“As my first headlining tour, I set manageable expectations, but I’ve been utterly blown away,” says Madison Cunningham. She’s chatting with me over the phone, en route to her next gig. Although just on her first headlining tour, the folk-pop singer/songwriter already has a laundry list of achievements of her young career (She turns 25 later this week.), including tours supporting heavy-hitters like Iron & Wine and Andrew Bird, and a Grammy nomination for best Americana album for her sophomore LP, 2019’s Who Are You Now.

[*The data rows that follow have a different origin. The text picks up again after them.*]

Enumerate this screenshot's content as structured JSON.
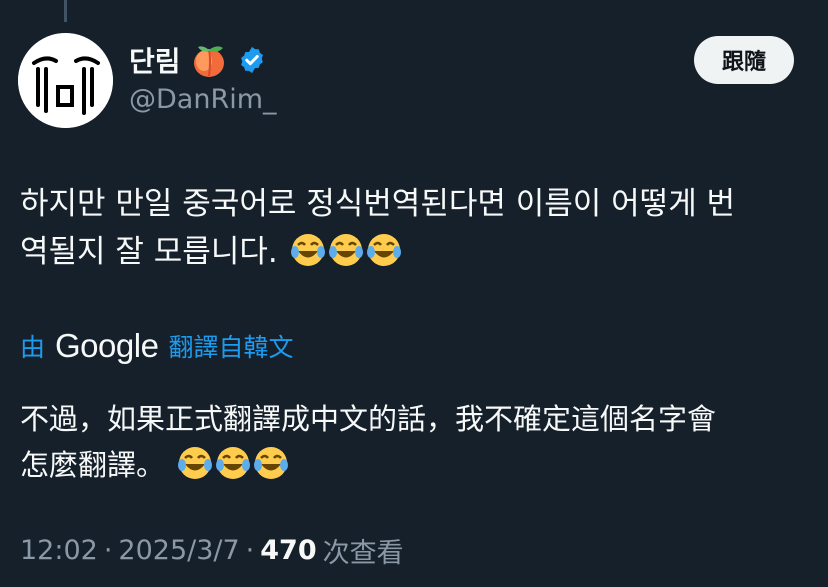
{
  "author": {
    "display_name": "단림",
    "handle": "@DanRim_",
    "verified": true,
    "avatar_icon": "crying-face-doodle"
  },
  "follow_label": "跟隨",
  "tweet": {
    "line1": "하지만 만일 중국어로 정식번역된다면 이름이 어떻게 번",
    "line2": "역될지 잘 모릅니다.",
    "emoji_count": 3
  },
  "translation": {
    "by_label": "由",
    "provider": "Google",
    "from_label": "翻譯自韓文",
    "line1": "不過，如果正式翻譯成中文的話，我不確定這個名字會",
    "line2": "怎麼翻譯。",
    "emoji_count": 3
  },
  "meta": {
    "time": "12:02",
    "date": "2025/3/7",
    "separator": "·",
    "views": "470",
    "views_label": "次查看"
  },
  "colors": {
    "background": "#15202b",
    "accent": "#1d9bf0",
    "text": "#f7f9f9",
    "secondary": "#8b98a5"
  }
}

Growing up in Orange County, the oldest of five sisters, with a pastor father, Cunningham’s earliest experiences with music began at age 7, when she started playing guitar in the church band. However, her teen years saw her expanding her influences to the greats, like Bob Dylan and Joni Mitchell, and her Spotify Playlists show her taste for the likes of Sufjan Stevens, Led Zeppelin, and Fiona Apple. Throughout 2019 and 2020 she even had a Weekly Covers series on YouTube, which featured her own renditions of her favorite songs by artists as diverse as John Prine, The Beach Boys, Elliott Smith, The Velvet Underground, and Talk Talk.
Madison Cunningham will be bringing her headlining tour to our very own Johnny Brenda’s on Sunday, October 24th, and while the show is yet to sell out, she tells me that many of the dates have been, so you may want to get your tickets soon: “Post pandemic, I didn’t quite know what we were walking into, but it’s been totally surreal, and the rooms have been full… Most rooms have known the lyrics and sing them so loud that I could walk off the stage and just let them sing.” She tells me that the performance is going to be a mix of songs from Who Are You Now and new songs that she composed during the pandemic.
In addition to her headlining dates, Madison Cunningham will be playing a couple super special, super-sized shows at the end of the month when she and Orville Peck provide support for Harry Styles’ Harryween Fancy Dress Party on October 30th and 31st at Madison Square Garden, a venue that she’s geeked-out over getting the chance to play her whole life. Although, while she says she is always thrilled to share larger stages with artists that she admires, she’s starting to get used to playing for her own crowds: “I love opening. I’ve had the privilege to open for so many of my favorite artists, but you’re playing for their crowd and you have something to prove, as opposed to having your own audience.” And when I ask her what some of the highlights of her career have been, she tells me the biggest one is actually happening as we speak: “I feel like I’m living one of the highlights right now with this headlining tour phase. It’s been so much fun. So many moments, too many to count, feel surreal.”